This leads us directly to the biggest time and resource guzzler, namely the question of data processing and preparation. Even if good business alignment and established governance help to focus efforts on the “right” data, many questions remain unanswered. Do you keep the data in the cloud or in your own data center, do you need the information over time or only the current status, in real time or in the rhythm of batch processing? Does the data need to be archived, and if so, for how long? Are legal requirements complied with? Which technologies and tools are used for processing and what skills do employees need to have? Both operational and dispositive data are considered here across the entire life cycle.

Building on what already exists

The good news for most companies is that they don't have to start from scratch in any of the areas mentioned. Handling data is no longer new territory for any company today. In terms of responsibilities and processes, it is usually sufficient to focus and/or expand these areas to include the current tasks of data management. On the technical side, a rapid development has taken place in recent years; data is not only being freed from its silos throughout the company, it is also being made available for access by external parties. This requires a new level of data availability, consistency and security. For many companies, this means that they need to fundamentally review their data architecture and technical data management. The effort will be worthwhile as soon as new technologies and new operating models can play to their strengths.

Integration, decoupling and security

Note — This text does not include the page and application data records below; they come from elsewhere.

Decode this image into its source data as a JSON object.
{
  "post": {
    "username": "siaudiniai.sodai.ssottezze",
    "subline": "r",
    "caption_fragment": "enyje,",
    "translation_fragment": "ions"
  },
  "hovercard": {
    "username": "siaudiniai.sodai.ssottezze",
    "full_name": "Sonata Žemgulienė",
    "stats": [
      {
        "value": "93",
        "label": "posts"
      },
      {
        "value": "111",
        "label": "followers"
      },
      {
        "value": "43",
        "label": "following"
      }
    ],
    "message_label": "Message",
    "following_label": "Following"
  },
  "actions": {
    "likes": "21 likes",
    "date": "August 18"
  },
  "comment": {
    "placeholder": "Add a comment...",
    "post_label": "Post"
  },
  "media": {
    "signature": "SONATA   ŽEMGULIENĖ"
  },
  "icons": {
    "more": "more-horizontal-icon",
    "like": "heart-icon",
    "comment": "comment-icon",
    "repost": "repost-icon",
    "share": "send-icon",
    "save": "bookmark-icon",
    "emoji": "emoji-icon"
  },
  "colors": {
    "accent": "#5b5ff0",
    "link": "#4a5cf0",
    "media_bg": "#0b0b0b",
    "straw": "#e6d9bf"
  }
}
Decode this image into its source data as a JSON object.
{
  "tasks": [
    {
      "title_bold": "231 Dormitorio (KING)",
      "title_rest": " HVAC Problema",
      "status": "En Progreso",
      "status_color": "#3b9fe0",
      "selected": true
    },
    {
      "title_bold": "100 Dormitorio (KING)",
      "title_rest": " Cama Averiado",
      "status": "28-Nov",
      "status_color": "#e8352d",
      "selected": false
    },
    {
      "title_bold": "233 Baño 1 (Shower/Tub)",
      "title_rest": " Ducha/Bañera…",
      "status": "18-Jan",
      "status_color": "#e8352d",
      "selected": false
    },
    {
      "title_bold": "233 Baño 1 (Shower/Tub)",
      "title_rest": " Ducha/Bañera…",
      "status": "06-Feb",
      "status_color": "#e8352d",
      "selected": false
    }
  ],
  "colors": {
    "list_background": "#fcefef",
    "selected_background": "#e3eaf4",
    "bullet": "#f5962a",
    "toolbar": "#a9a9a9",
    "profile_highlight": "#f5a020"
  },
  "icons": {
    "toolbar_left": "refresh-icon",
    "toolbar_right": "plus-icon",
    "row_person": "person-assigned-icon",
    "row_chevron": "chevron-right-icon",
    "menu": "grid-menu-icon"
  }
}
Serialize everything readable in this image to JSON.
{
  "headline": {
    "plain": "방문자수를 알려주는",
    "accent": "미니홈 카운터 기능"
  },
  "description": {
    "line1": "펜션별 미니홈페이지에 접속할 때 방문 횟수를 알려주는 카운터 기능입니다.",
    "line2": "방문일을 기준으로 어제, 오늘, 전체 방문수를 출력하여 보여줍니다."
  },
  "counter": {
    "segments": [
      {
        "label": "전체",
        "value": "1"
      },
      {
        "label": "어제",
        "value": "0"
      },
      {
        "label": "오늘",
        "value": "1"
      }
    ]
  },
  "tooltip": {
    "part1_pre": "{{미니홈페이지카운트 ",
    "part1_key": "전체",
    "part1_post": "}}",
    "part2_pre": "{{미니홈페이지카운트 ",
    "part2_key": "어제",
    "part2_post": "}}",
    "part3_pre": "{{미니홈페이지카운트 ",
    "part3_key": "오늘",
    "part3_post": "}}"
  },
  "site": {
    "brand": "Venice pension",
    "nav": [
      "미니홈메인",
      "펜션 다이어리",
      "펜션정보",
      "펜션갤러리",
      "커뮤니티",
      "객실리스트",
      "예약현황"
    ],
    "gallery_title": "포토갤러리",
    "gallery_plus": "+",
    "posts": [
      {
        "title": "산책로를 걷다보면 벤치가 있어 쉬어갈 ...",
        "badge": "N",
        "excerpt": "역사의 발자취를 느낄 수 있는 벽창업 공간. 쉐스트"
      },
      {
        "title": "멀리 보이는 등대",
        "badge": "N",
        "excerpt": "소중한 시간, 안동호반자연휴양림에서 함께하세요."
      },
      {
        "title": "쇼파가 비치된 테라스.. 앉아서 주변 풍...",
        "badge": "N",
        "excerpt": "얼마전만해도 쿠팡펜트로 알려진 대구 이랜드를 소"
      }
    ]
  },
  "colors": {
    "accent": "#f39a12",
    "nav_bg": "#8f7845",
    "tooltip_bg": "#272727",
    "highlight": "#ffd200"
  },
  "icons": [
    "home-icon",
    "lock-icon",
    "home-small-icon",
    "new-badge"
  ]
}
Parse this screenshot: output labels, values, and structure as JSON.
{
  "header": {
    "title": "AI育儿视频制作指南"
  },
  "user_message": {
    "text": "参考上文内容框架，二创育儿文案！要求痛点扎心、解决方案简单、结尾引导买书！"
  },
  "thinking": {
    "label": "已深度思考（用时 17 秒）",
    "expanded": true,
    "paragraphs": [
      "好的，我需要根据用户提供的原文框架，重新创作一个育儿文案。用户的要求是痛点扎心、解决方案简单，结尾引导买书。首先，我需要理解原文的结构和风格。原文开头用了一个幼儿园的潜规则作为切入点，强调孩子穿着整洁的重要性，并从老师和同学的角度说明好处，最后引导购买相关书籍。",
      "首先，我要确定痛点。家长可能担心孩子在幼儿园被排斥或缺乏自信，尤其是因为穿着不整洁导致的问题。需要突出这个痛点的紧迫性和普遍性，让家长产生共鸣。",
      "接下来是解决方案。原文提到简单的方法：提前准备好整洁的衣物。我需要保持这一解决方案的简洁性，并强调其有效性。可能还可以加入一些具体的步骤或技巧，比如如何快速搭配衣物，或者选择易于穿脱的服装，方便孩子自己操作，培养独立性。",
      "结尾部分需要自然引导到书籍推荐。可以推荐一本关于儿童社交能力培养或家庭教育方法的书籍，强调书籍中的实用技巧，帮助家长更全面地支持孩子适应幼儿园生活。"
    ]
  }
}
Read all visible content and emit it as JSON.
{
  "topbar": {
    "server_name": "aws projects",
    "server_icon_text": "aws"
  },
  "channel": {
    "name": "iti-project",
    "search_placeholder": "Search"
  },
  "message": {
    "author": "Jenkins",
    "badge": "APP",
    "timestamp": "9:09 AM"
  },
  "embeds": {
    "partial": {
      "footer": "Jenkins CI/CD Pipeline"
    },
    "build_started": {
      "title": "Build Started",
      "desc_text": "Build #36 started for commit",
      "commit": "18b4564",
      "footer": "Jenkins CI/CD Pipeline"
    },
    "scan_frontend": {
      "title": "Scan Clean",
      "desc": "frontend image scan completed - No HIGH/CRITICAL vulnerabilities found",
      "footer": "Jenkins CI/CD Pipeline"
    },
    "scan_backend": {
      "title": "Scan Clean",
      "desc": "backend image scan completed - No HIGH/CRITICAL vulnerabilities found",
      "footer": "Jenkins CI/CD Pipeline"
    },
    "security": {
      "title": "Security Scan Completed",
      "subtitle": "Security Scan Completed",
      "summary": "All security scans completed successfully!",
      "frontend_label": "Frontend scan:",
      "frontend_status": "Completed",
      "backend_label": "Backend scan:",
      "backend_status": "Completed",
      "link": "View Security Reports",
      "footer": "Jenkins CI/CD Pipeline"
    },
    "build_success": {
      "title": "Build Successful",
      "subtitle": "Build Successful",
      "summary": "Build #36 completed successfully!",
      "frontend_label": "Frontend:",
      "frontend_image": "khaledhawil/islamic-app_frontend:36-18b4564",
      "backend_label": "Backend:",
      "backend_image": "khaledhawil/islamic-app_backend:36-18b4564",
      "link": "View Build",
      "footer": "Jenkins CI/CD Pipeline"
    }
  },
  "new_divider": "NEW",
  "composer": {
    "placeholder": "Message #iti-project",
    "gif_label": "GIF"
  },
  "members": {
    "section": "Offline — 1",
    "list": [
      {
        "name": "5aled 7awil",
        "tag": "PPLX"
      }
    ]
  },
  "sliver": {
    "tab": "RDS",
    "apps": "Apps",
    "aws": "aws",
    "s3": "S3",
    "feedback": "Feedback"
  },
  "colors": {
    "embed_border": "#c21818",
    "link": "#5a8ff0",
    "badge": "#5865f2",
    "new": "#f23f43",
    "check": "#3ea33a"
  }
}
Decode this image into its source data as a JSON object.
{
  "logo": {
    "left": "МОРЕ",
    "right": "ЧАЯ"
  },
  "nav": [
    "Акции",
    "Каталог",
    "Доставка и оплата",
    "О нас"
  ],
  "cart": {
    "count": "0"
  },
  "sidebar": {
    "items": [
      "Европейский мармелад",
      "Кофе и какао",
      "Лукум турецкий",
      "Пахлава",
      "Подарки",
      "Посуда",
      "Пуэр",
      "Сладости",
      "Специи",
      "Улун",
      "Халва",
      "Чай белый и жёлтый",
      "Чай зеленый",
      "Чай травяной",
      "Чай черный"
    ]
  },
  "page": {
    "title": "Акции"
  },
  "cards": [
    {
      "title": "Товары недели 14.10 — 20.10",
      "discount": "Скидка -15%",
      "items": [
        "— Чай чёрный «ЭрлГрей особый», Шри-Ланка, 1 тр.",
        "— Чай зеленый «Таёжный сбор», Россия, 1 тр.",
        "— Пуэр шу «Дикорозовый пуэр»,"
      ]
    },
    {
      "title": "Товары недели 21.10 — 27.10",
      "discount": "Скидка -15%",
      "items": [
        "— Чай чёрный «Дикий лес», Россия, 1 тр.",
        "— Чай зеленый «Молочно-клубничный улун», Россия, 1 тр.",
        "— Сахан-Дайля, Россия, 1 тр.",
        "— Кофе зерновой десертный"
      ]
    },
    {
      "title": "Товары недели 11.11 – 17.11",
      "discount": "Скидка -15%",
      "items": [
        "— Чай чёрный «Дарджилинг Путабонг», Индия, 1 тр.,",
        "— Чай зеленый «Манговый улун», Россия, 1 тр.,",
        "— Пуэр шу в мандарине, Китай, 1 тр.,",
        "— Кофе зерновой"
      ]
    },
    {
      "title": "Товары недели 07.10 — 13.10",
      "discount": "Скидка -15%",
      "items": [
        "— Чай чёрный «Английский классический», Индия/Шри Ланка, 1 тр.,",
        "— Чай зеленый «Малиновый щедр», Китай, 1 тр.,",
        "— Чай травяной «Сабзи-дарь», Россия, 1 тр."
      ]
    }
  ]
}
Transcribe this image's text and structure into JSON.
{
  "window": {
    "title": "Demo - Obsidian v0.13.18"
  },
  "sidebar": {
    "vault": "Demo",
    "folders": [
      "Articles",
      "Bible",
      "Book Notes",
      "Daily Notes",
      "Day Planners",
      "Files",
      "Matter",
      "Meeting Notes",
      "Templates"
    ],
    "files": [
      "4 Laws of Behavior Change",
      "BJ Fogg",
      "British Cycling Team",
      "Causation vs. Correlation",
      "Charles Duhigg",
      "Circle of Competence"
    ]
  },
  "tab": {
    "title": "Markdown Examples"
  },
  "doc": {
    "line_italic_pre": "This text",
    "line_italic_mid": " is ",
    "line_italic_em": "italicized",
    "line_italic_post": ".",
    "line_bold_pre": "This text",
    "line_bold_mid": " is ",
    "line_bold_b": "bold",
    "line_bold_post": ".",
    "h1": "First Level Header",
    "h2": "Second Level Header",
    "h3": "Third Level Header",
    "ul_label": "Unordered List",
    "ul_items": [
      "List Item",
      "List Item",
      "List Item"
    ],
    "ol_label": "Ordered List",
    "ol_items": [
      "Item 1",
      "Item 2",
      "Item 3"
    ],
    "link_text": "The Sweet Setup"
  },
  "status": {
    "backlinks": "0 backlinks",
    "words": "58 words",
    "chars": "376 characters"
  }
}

The freedom to design a data architecture is often restricted by economic or external factors — old technologies, available know-how or, most frequently, standard software systems with a proprietary data model. In this case, it is helpful to work with software components that realize an abstract view of the underlying components. At this level, the necessary security mechanisms can be implemented to make the data available externally, and a consistent view of different data sources can be enabled. One example of such a component is the ti&m Banking Integration: it decouples core banking systems such as Avaloq or Finnova as well as new, modern “neocores” from the frontend, thereby reducing complexity. This enables the development and integration of innovative front-end applications with a fast time to market and the simple integration of third-party systems. The integration also supports complex migration scenarios and thus provides a way out of the dreaded vendor lock-in.


Data gains in value the better it is organized and maintained. Whether as the basis for insights from AI-based applications, as a basis for far-reaching strategic decisions or as the “fuel” of complex ecosystems, it requires and deserves the necessary attention from management and employees. Only a company that has internalized this insight and anchored it in its culture will be able to assert itself with the necessary agility and speed in an increasingly fast-moving world.

This is an article of the ti&m special “AI”

Want to read more about AI and data usage? Download the whole issue for free now!